*Work instructions*. Scan the lines below and report each one containing "phen" by copying it.

*Entries taken from a collection*.
----------------

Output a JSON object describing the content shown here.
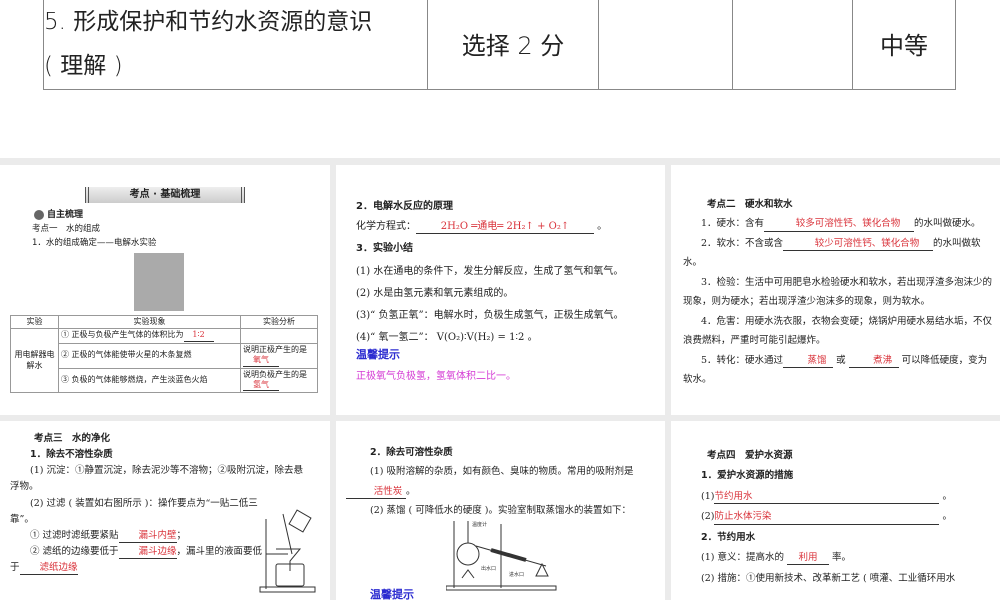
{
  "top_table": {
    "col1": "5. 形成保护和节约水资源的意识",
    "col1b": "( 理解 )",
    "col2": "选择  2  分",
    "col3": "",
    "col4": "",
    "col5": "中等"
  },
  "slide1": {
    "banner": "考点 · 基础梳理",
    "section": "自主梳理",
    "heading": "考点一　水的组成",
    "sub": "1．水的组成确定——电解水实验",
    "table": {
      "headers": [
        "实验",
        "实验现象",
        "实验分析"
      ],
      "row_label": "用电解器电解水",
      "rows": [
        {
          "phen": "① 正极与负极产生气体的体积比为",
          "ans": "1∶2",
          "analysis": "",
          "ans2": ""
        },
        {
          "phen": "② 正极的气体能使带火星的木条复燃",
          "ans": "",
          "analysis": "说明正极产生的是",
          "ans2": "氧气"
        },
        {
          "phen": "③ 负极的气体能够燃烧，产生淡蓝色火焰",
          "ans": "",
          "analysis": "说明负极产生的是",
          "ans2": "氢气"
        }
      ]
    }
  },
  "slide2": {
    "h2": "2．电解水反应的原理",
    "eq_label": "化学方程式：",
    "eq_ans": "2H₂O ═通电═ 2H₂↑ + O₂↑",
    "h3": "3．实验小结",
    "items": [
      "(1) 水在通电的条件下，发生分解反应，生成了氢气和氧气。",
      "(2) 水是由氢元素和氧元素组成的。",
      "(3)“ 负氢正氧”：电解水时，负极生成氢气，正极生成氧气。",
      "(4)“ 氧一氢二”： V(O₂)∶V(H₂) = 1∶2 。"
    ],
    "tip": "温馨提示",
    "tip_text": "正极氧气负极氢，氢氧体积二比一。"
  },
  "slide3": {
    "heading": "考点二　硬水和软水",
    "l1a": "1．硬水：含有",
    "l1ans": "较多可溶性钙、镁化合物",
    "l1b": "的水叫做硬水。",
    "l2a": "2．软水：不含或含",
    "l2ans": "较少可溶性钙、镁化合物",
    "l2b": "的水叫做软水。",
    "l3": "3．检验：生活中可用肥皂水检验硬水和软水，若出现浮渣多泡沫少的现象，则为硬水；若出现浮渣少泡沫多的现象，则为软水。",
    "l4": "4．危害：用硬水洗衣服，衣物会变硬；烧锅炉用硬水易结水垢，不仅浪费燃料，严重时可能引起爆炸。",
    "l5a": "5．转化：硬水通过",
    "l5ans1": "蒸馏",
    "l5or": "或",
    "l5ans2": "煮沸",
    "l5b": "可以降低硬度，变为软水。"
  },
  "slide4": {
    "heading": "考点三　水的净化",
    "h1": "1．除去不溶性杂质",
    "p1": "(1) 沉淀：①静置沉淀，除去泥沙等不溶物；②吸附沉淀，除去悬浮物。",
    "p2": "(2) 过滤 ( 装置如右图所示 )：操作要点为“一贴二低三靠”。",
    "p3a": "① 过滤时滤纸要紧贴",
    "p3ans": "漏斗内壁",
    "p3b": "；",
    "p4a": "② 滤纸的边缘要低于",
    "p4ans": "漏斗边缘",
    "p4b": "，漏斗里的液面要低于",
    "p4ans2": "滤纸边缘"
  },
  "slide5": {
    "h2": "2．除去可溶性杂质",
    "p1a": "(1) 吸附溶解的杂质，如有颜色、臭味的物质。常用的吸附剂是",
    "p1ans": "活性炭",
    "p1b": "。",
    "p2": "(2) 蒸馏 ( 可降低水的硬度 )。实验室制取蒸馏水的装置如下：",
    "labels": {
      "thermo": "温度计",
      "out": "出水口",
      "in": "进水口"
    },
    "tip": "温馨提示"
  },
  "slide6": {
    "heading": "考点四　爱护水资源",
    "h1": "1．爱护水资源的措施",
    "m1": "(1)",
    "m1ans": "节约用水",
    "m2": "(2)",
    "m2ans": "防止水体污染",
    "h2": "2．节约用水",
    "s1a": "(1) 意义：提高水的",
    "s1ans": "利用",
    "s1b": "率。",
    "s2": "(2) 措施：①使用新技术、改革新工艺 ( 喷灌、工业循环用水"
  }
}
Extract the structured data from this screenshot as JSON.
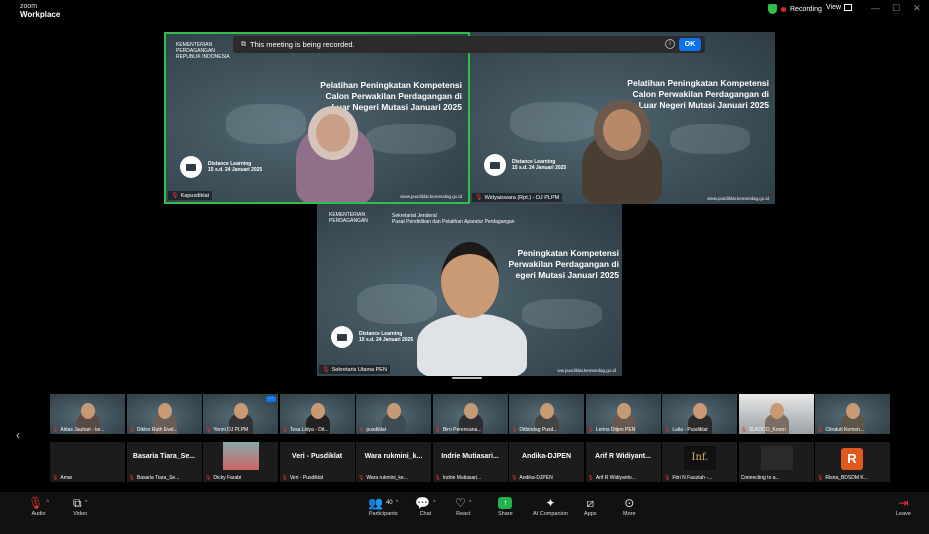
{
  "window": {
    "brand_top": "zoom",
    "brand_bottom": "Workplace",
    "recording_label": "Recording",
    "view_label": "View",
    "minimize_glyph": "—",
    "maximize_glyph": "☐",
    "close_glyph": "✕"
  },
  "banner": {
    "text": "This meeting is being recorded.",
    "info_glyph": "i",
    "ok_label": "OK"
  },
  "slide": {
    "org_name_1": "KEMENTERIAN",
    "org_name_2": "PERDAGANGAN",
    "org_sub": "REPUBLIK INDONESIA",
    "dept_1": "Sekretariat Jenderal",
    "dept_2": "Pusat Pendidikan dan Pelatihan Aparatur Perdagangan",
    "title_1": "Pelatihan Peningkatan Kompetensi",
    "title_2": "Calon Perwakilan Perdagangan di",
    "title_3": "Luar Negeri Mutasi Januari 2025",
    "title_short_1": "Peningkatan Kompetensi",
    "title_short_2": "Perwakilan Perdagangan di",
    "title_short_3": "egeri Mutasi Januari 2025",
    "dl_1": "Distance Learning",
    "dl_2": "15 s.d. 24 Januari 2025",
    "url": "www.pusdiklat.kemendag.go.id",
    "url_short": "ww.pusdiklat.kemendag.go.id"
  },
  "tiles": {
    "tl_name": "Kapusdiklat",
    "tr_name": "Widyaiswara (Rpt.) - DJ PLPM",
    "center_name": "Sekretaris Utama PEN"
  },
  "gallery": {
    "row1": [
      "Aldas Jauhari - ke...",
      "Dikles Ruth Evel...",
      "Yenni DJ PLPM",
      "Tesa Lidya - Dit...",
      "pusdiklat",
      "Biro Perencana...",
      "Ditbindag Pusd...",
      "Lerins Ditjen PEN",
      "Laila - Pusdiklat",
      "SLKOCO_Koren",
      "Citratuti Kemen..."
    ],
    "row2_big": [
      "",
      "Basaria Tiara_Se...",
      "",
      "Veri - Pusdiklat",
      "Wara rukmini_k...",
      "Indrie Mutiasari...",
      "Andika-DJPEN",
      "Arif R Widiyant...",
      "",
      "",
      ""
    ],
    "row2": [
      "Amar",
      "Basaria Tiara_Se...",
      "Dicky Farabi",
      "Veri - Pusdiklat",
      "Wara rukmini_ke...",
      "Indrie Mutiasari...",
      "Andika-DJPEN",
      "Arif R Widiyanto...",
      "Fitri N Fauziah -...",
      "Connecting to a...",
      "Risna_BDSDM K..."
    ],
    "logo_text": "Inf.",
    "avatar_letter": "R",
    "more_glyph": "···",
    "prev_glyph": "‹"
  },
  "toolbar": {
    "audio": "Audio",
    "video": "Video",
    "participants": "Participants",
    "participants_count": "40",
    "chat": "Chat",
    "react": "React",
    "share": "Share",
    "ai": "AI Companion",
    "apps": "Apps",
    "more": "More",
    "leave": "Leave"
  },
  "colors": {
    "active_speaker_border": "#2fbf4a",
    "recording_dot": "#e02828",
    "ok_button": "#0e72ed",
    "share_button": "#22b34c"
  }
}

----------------

*Output of the exercise*.
          "phen": "① 正极与负极产生气体的体积比为",
          "phen": "② 正极的气体能使带火星的木条复燃",
          "phen": "③ 负极的气体能够燃烧，产生淡蓝色火焰",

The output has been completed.